Sunday, 23 January 2011

Joint Public Issues Team (JPIT) Conference

The Joint Public Issues team (JPIT) is one of the best examples of ecumenical working I have encountered, it is a combination of Methodist Church, Baptist Church and United Reformed Church working together in a team to provide resources, support and encouragement to engage in the world around us.

Click here for the recent JPIT Newsletter

On Saturday 22nd January 2011 in Birmingham they organised a free conference entitled "Poverty of Ambition? Churches and a politics of hope".

Will Hutton provided a deeply challenging and insightful address on, 'The case for a Fairer Britain.' Amongst many other insights he argued a case for fairness rather than equality reflecting that fairness is hard-wired into the human condition.

Some quotes from Will Hutton...........

We need a fairness doctrine for our media and a media standards commission.
There is a need for inter-generational fairness, but also fairness in our media and our politics
Our children confront an 'Everest' of house prices. it's outrageous that there should be a million 18-24 years old out of work.
Inheritance tax isn't a death tax - it's a 'we share in your good luck' tax
Individuals have to take responsibility for their actions - this is a core building-block of Christian faith.
How do we live well? what moral compass can steer us?

Andrew Stunnell MP also spoke about 'Big Society' and the churches contribution commenting towards the end of his speech 'Don't wait for the guidebook, rules and regulations - stop waiting to be told, burst some barriers & start changing your communities.'

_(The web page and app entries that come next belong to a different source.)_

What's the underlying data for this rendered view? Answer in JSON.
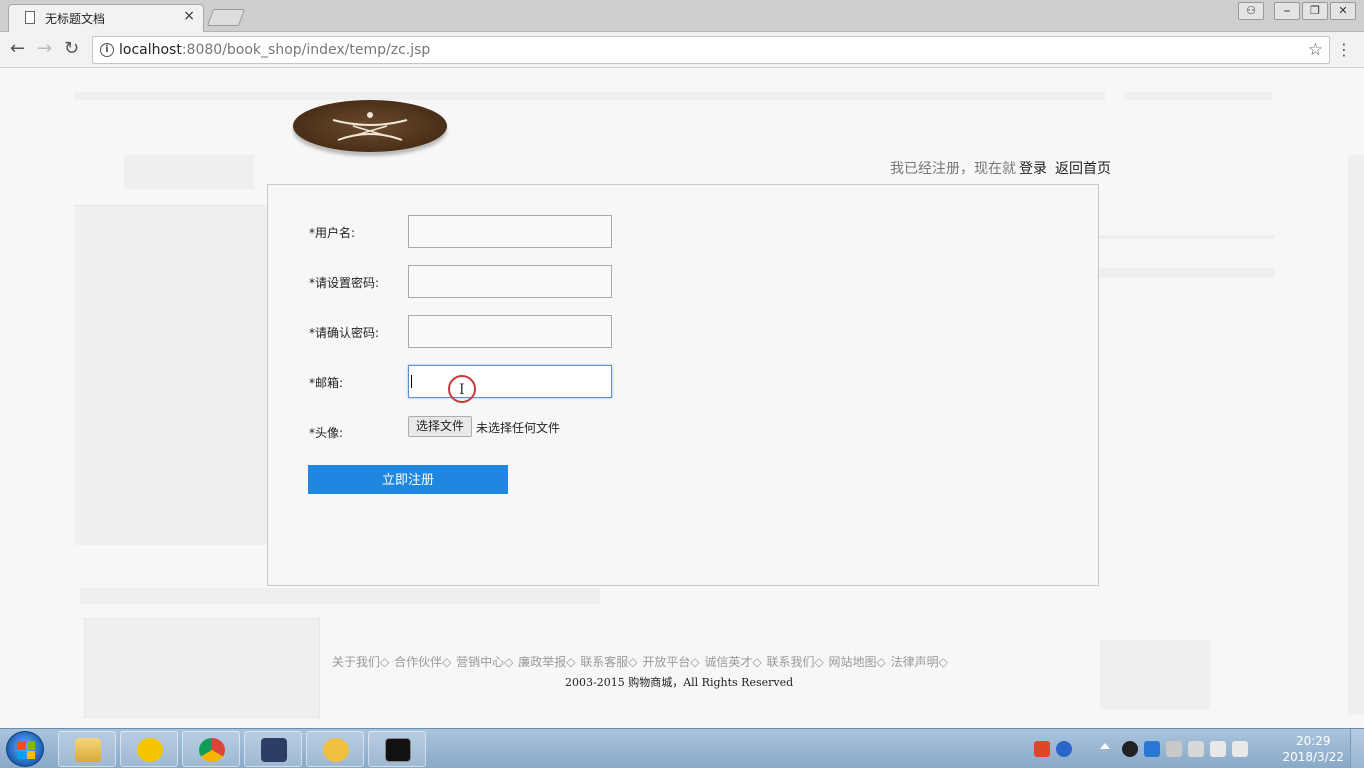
{
  "browser": {
    "tab_title": "无标题文档",
    "tab_close": "×",
    "url_host": "localhost",
    "url_rest": ":8080/book_shop/index/temp/zc.jsp",
    "window_buttons": [
      "⎯",
      "❐",
      "✕"
    ]
  },
  "header": {
    "prompt_text": "我已经注册，现在就",
    "login_link": "登录",
    "home_link": "返回首页"
  },
  "form": {
    "username_label": "*用户名:",
    "password_label": "*请设置密码:",
    "confirm_label": "*请确认密码:",
    "email_label": "*邮箱:",
    "avatar_label": "*头像:",
    "username_value": "",
    "password_value": "",
    "confirm_value": "",
    "email_value": "",
    "file_button": "选择文件",
    "file_status": "未选择任何文件",
    "submit_label": "立即注册"
  },
  "footer": {
    "links": [
      "关于我们◇",
      "合作伙伴◇",
      "营销中心◇",
      "廉政举报◇",
      "联系客服◇",
      "开放平台◇",
      "诚信英才◇",
      "联系我们◇",
      "网站地图◇",
      "法律声明◇"
    ],
    "copyright": "2003-2015 购物商城，All Rights Reserved"
  },
  "taskbar": {
    "time": "20:29",
    "date": "2018/3/22"
  }
}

I have been involved in many debates around the Big Society from those who believe the rhetoric to be patronising towards faith communities who are already engaging with there communities in many and various ways and those who seek to participate in a new
initiative. In a recent conversation someone made the observation that there were so many descriptions of 'Big Society' that it was like holding onto jelly to which a colleague responded, 'Well then it presents an opportunity for the church to be the jelly mould.'

I believe
passionately that to be transformed by the gospel means that as disciples of Jesus we must engage our faith with the world around us. In my experience it is often in the act of engaging that I meet God and am transformed by the encounter.

The day left me pondering several questions..............

What is our response as a Methodist Church to the 'Big Society?'

How will we respond to the impact of the spending cuts on our communities?

Do we have the courage to reflect on how we as Churches/Circuits and Districts distribute our wealth?

1 comment:

John Cooper said...

"What is our response as a Methodist Church to the 'Big Society?"

I hope 'something' is the answer. Last years conference didn't include one memorial about the political situation, nor a notice of motion - and I found that sad and rather upsetting.

Methodism was founded on a princple of social holiness and the time is ripe to redeliver, via practical theology on the richness of our heritage.

On the upside - JPIT have been pushing the issue this last year and it's good to see Dr Morrison's paper going to council this week - - however my frustration stems not from actions of staff but apparent lack of push earlier last year from members/conference.

I'd like to think the JPIT conference has helped re-awaken the social centre of methodist mission and enable prayers and actions not to be for an abstract other - but for the very communities that our chrurches gather, worship and pray in....